(Beginning of Given data)

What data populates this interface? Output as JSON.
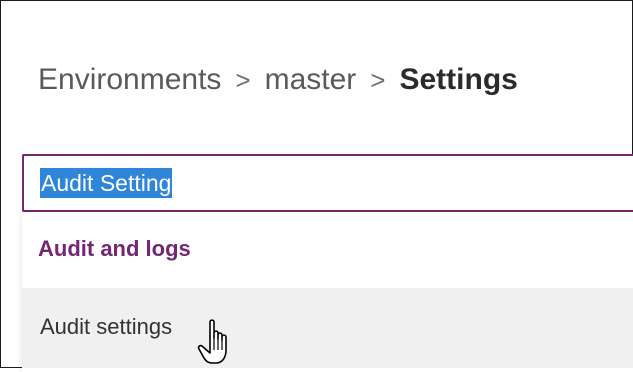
{
  "breadcrumb": {
    "items": [
      "Environments",
      "master"
    ],
    "separator": ">",
    "current": "Settings"
  },
  "search": {
    "value": "Audit Setting",
    "selected": true
  },
  "results": {
    "group_header": "Audit and logs",
    "items": [
      {
        "label": "Audit settings",
        "hovered": true
      }
    ]
  },
  "cursor": {
    "type": "hand-pointer-icon"
  },
  "colors": {
    "accent": "#742774",
    "selection": "#2f86d8",
    "hover_bg": "#f0f0f0"
  }
}
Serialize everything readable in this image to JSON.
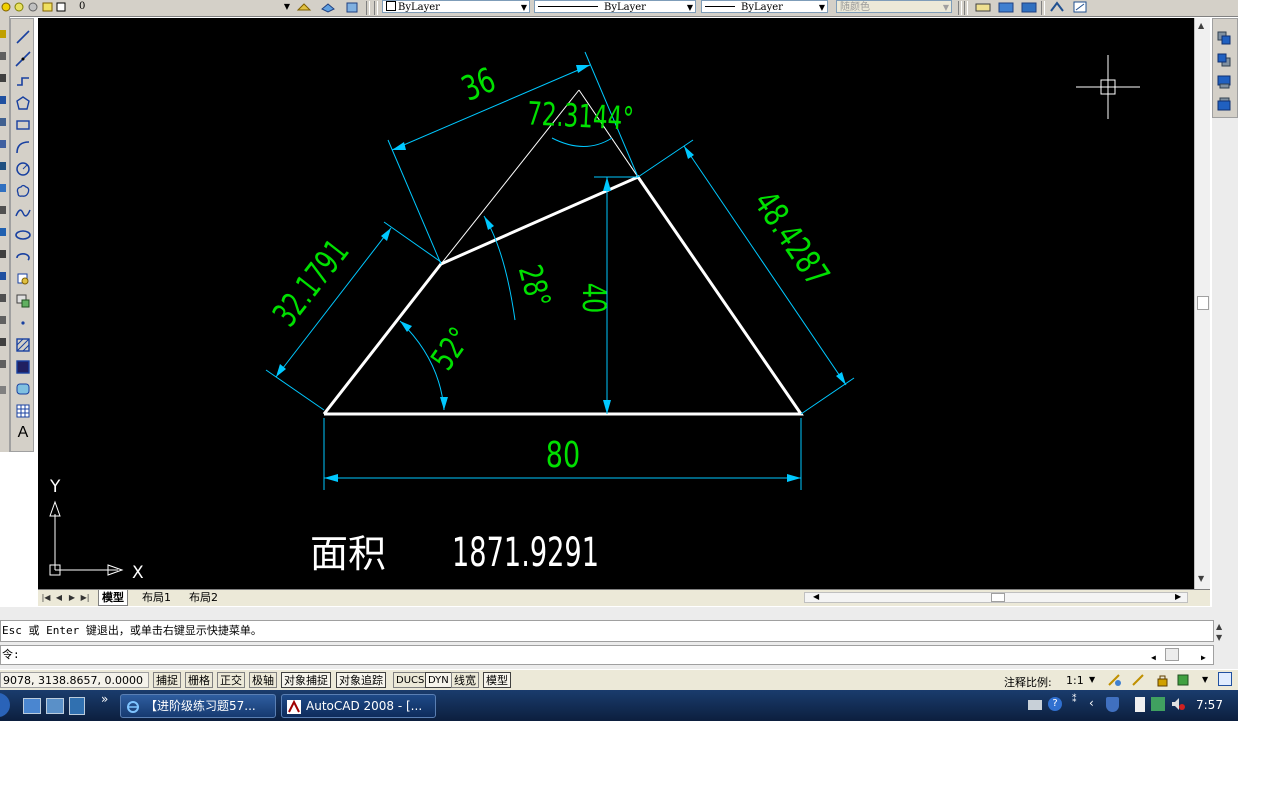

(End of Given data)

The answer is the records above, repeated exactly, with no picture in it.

What data populates this interface? Output as JSON.
{
  "breadcrumb": {
    "items": [
      "Environments",
      "master"
    ],
    "separator": ">",
    "current": "Settings"
  },
  "search": {
    "value": "Audit Setting",
    "selected": true
  },
  "results": {
    "group_header": "Audit and logs",
    "items": [
      {
        "label": "Audit settings",
        "hovered": true
      }
    ]
  },
  "cursor": {
    "type": "hand-pointer-icon"
  },
  "colors": {
    "accent": "#742774",
    "selection": "#2f86d8",
    "hover_bg": "#f0f0f0"
  }
}
Serialize everything readable in this image to JSON.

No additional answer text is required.